definition.

      FTE for non-public school programs is calculated by dividing the employees paid
       hours/year by the number of annual hours that the agency defines as "full time," i.e.,
       (actual paid hrs/wk) x (paid wks/yr)/ (agency definition of full time hrs/wk) x (52 wks).
      The FTE for public school programs is based on the district's definition of full-time
       employment.

No Charges to Families
Programs must ensure that families enrolled in DOE funded family literacy programs shall NOT
be charged tuition, fees or any other charges or be required to purchase any books or materials
that are needed for participation in the program.


Guidelines for Effective Family Literacy Programming – April 2007                      ACLS/DOE
                                                 30
Equipment Inventory
Programs should maintain an inventory of equipment. The inventory of computers, copiers,
furniture and other major items purchased with DOE funding must be updated annually. There is
a policy for disposal of such items when they become out of date. The inventory list should
include:

      A description of each item;
      The model and serial or other identifying number;
      The source of the property (grant number, agreement number, etc.);
      Acquisition date and cost;
      Location and condition of the equipment prior to disposal; and
      Date of disposal and sale price (including the method used to determine fair market
       value) if applicable.

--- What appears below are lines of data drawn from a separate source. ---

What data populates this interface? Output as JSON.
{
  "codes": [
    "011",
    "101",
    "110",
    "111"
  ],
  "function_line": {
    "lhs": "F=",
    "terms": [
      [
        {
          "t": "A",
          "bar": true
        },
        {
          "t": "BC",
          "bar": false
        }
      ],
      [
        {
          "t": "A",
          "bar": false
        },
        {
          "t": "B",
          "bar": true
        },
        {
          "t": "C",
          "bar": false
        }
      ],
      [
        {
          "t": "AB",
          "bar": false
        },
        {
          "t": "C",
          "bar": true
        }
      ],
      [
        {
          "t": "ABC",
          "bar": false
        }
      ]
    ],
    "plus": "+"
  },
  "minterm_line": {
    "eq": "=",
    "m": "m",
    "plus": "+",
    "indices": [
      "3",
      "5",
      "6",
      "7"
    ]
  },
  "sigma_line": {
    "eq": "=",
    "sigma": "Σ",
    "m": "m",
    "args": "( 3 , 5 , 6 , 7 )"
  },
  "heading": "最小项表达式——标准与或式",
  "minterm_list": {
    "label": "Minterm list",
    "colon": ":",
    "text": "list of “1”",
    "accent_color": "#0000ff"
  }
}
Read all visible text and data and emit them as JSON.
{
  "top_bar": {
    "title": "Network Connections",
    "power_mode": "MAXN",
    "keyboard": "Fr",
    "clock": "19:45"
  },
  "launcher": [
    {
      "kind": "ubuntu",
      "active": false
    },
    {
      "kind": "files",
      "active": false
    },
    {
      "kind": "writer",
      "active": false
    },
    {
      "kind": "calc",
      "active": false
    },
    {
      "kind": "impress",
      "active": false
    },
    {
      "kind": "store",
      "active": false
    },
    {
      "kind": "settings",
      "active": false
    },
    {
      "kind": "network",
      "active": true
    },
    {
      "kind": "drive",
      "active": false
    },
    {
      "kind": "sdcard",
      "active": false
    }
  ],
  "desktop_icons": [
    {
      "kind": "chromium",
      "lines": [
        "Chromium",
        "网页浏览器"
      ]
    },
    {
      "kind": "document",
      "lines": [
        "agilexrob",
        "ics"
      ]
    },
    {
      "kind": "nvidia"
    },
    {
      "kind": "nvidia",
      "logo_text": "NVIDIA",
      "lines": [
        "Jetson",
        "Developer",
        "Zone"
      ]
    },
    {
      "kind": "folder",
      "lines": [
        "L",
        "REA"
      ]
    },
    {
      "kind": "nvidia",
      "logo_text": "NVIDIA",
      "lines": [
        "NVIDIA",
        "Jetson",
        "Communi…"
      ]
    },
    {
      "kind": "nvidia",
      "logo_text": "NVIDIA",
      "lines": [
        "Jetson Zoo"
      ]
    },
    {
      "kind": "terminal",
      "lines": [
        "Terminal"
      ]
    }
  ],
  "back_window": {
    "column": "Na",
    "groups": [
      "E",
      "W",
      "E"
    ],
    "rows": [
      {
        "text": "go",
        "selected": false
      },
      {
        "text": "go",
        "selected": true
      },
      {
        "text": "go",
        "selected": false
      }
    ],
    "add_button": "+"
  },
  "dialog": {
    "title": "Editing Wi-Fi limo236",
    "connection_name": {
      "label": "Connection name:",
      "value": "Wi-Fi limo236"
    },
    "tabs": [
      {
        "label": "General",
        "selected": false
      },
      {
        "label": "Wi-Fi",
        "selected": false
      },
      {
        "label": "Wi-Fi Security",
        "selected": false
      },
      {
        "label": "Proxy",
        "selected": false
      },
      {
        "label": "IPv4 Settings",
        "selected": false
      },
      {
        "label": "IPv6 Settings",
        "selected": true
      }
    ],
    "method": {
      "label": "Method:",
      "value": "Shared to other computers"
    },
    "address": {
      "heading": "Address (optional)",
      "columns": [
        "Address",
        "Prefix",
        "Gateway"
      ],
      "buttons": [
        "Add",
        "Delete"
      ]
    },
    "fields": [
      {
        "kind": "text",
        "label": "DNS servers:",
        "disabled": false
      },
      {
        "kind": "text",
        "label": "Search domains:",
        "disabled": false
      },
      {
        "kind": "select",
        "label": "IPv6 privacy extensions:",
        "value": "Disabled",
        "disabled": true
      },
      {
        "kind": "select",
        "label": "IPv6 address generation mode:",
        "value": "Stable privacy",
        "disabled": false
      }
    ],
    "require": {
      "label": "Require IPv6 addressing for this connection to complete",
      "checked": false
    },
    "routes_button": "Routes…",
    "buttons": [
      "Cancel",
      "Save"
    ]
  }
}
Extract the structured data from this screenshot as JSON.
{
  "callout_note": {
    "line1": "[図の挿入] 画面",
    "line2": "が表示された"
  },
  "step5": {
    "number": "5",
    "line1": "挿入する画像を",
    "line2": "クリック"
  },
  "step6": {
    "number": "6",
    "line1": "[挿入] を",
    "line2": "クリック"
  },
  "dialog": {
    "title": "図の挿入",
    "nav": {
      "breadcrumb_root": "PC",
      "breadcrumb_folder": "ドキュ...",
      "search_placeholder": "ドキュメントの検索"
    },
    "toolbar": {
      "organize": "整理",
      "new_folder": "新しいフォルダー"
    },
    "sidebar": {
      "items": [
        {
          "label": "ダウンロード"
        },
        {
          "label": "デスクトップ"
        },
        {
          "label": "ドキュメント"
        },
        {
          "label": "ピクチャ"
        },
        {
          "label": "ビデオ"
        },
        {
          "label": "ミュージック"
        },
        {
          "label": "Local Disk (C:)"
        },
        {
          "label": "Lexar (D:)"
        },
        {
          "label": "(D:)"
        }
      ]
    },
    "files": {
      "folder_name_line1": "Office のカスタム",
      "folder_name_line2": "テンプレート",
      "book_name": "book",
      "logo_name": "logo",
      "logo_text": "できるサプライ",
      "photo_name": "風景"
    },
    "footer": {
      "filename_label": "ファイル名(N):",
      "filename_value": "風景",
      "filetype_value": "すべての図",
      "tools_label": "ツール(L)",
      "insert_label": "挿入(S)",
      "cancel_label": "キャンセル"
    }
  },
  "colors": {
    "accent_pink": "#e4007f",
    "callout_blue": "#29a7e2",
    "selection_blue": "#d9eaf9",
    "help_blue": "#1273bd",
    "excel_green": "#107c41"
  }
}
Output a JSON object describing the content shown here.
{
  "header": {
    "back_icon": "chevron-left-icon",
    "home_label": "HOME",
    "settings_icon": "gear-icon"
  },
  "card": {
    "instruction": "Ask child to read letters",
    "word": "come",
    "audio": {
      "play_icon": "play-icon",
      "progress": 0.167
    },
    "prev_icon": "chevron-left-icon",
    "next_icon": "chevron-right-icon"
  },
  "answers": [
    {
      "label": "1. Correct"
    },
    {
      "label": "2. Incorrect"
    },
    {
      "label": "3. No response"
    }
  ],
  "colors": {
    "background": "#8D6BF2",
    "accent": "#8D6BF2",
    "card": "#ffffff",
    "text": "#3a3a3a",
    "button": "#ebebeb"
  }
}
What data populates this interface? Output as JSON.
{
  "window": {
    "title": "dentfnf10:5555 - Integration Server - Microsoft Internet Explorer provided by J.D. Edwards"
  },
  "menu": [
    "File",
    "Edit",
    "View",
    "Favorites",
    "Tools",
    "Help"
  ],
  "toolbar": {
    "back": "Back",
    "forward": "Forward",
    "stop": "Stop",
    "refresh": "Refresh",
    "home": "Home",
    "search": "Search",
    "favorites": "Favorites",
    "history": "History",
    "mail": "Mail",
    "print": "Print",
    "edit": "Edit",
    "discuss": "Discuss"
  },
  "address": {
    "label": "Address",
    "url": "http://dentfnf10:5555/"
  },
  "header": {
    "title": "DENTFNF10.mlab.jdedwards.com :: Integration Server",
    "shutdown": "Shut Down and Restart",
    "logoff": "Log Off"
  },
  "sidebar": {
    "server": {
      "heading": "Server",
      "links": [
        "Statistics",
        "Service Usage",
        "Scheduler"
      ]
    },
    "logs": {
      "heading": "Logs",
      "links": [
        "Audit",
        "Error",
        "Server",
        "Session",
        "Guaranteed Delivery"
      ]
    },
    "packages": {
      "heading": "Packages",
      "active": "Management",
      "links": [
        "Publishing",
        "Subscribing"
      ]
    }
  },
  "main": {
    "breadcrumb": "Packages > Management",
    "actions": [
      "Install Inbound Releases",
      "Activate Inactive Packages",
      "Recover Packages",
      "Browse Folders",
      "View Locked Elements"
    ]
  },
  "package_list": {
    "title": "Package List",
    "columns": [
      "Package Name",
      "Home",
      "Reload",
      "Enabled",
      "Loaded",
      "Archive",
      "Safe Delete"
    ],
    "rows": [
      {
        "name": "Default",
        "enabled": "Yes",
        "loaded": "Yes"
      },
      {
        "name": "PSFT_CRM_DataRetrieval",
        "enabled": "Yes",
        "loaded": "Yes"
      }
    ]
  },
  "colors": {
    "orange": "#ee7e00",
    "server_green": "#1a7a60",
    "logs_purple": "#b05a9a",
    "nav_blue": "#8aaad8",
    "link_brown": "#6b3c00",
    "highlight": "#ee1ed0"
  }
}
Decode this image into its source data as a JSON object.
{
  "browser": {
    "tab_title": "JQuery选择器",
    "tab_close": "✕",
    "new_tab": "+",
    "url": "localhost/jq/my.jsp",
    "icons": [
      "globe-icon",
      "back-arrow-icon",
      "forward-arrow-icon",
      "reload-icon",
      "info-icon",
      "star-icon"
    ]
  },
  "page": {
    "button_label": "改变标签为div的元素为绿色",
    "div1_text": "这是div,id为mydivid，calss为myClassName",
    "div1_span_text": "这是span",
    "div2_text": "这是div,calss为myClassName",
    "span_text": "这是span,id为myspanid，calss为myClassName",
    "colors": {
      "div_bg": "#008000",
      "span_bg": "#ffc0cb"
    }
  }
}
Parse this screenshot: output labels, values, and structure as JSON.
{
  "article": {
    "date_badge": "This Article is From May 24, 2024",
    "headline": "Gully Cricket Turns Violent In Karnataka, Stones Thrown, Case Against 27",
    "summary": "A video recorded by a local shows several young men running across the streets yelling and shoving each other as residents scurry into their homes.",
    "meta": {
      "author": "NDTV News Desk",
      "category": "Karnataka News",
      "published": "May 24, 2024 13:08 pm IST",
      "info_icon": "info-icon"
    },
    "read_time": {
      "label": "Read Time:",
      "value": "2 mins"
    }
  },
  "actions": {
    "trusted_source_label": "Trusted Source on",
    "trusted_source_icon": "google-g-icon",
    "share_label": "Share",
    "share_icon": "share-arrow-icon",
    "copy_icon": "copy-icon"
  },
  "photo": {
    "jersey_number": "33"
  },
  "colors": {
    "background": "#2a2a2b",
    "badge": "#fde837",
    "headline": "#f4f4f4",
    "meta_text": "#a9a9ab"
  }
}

Guidelines for Effective Family Literacy Programming – April 2007                   ACLS/DOE
                                                 31
Obsolete Equipment
Equipment may be considered obsolete depending on the type. For example, a computer older
than four years may be considered obsolete. Some office equipment such as fax or copy
machines, overhead projectors may be considered obsolete after five years, while furniture and
other large items (desks, file cabinets, vehicles, etc.) may be considered obsolete after ten years.
While equipment items may be discarded or disposed of, equipment databases or inventory lists
must be kept for not less than 15 years and should be updated annually. Equipment purchase
records such as requisitions, packing slips, and invoices must be retained for seven years.

Equipment Disposal Requirements
If a program is closing or has usable equipment and/or materials it no longer needs, the program
must contact ACLS. The reallocation of the equipment and /or materials is at the discretion of
ACLS and subject to any grant funded requirements. ACLS will notify programs on what
process to use.

Mandated Reporters of Abuse
All DOE funded programs are considered mandated reporters and are required by law to report
cases of suspected abuse. Mandated reporters:

         include public and private school teachers, educational administrators, guidance or
          adjustment counselors, psychologists, attendance officers, social workers, day care
          providers, health care professionals, court and public safety officials;
         are immune from civil or criminal liability as a result of making a report. (Non-mandated
          reporters are also protected providing the report was made in “good faith”.);
         are protected from retaliation and identities will be kept confidential; and
         who fail to file a report are subject to a fine of up to $1,000.

The table below outlines age, population, reporting agency and statute information for mandated
reporters:

AGE:              0 – 17 years             18 – 59 years old               60+ years old
                       old
Population:         Children                Disabled Adults                   Elderly
Reporting Agency Department of           Disabled Persons           Executive Office of Elderly
                 Social Services         Protection                 Affairs
                                         Commission
Statute                51A               19C                        19A




Guidelines for Effective Family Literacy Programming – April 2007                          ACLS/DOE
                                                 32
               ACLS/DOE
                                                 32

				
DOCUMENT INFO